While working as a JAMVAT student in the UWI Museum and Archives, every day was a new adventure, a journey through time. Through the various collections that I worked with, I found myself being transported back to the foundation of the University College of the West Indies during its early years. I was quite fascinated by the Owen Minott collection, Leonie Forbes, Mervyn Morris and Phillip Sherlock Centre for Creative Arts (P.S.C.F.C.A) collections because of their impact on the history of the UWI and Jamaica’s cultural heritage.
My experience with these collections inspired a deeper appreciation for photographs, audio and video cassettes. As I worked, I was drawn to the memories which had been preserved for so many decades and were available for younger generations to learn about the past. The Owen Minott collection, in particular, was very engaging. A single photo/negative told a million stories. I could relate to the photographs because as I walk past the old buildings, the aqueduct and the Undercroft on campus, the images of how they looked back in the 50’s jump to my mind. The evolution of UWI had been captured, coming from a small college (UCWI) of 33 students to a first-class mega university with 5 Campuses of almost 50,000 students!
Working with the audio and visual recordings was also enjoyable because I was able to listen to the various programs that had been recorded years ago. I discovered special events and discussions of issues that had been taking place on campus such as the opening of the park, chapel services and various council meetings. All of these represented important activities of the UWI.
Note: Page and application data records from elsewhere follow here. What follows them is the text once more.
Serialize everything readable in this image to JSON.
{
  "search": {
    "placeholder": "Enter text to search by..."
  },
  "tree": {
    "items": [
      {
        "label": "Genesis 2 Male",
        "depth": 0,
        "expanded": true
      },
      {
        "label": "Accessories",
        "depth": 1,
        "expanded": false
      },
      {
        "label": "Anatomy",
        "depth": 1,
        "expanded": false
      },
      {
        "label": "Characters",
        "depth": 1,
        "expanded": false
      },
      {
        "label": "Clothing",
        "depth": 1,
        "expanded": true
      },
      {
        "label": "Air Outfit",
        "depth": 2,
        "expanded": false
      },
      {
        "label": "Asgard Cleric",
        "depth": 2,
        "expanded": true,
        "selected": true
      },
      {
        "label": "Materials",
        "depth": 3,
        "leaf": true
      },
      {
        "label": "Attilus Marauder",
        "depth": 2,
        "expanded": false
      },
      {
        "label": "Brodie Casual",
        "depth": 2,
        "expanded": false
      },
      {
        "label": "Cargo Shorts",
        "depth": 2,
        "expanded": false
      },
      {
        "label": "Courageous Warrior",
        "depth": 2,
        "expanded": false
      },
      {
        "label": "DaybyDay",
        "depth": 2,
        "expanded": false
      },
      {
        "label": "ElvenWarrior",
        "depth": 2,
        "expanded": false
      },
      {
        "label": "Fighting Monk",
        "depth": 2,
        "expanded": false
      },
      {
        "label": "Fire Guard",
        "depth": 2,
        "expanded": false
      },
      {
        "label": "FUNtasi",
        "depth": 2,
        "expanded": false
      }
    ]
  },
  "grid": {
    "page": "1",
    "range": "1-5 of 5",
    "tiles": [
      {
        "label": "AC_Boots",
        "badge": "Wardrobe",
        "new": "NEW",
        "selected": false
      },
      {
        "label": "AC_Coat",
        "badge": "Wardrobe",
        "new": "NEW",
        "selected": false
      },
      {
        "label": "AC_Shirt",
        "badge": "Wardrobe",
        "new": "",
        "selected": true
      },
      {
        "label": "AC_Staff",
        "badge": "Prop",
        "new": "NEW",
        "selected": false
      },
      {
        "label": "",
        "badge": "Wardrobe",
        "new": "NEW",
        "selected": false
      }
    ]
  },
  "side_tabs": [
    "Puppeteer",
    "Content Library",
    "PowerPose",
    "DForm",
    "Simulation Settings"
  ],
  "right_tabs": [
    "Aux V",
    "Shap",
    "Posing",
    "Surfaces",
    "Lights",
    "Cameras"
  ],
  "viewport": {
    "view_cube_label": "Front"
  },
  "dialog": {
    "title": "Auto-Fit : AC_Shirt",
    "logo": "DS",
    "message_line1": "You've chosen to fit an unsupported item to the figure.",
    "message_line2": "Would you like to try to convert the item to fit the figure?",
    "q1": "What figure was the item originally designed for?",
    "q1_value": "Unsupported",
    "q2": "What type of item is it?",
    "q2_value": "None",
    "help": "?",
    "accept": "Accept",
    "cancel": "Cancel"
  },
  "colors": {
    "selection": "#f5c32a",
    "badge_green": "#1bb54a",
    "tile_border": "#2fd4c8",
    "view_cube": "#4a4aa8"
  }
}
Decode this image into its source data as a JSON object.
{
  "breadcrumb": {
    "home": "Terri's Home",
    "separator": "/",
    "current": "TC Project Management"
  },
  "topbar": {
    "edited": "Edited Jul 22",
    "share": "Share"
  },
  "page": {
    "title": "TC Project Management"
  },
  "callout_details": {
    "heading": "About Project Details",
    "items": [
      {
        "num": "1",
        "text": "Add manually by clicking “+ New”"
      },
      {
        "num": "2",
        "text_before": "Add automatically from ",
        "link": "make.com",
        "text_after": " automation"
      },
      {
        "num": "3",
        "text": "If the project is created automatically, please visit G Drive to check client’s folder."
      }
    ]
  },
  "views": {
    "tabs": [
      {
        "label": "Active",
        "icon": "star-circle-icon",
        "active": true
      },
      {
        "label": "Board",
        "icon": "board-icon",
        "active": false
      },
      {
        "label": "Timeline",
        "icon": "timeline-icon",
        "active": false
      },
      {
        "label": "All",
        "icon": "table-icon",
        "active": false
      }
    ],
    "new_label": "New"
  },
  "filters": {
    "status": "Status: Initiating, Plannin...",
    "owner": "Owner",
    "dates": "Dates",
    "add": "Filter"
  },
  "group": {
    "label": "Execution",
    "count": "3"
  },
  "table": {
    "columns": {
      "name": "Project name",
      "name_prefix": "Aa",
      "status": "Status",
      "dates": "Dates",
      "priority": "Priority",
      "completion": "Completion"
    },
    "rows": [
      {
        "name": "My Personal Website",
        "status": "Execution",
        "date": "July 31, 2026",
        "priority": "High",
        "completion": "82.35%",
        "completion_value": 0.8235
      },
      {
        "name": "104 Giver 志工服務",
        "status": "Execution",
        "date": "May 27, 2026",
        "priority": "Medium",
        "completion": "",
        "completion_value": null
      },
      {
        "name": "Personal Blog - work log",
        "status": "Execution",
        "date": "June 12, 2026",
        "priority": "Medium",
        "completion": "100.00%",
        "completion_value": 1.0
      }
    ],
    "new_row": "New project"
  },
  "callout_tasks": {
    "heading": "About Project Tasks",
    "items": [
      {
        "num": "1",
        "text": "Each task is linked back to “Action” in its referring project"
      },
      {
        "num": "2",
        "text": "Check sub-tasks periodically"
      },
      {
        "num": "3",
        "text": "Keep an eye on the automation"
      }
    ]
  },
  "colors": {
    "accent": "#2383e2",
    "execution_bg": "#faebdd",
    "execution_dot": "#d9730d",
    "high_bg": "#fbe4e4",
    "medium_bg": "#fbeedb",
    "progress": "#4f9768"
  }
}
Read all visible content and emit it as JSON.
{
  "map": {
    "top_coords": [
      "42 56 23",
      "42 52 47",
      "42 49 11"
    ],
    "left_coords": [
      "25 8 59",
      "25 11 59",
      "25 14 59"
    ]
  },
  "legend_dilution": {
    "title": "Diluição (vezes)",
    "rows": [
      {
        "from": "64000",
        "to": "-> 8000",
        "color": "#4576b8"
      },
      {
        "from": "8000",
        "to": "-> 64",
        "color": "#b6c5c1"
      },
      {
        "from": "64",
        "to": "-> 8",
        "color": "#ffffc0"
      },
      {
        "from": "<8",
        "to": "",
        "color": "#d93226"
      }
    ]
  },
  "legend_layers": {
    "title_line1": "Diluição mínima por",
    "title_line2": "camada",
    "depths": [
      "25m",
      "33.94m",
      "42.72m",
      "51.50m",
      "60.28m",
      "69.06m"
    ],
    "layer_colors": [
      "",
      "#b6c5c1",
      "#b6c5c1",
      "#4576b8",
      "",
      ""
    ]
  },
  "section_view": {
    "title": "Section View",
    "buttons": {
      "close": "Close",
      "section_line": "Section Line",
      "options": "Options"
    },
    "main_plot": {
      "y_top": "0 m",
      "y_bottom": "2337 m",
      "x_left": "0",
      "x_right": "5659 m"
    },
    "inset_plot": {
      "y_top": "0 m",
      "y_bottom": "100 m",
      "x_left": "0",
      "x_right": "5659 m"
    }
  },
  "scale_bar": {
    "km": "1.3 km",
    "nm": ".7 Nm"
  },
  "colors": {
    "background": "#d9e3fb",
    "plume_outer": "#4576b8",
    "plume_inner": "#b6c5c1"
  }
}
It really was an eye opening experience because I realised that I really didn’t know much about the UWI’s past. Fortunately, the Museum and Archives have done a wonderful job of safeguarding those precious items that tell of past events so that future generations can also access that knowledge. I was intrigued to find myself in the midst of so much historical memorabilia, not just from the photos and the audio/visual tape recordings, but also, the whole environment and atmosphere of the space. The artefacts on display, paintings (especially the Seacole revolt) and the passion of my colleagues also fostered an appreciation of the rich and diverse history of the University.
My travel through time and space was worthwhile. Stop by the Museum and Archives some time and take your own journey!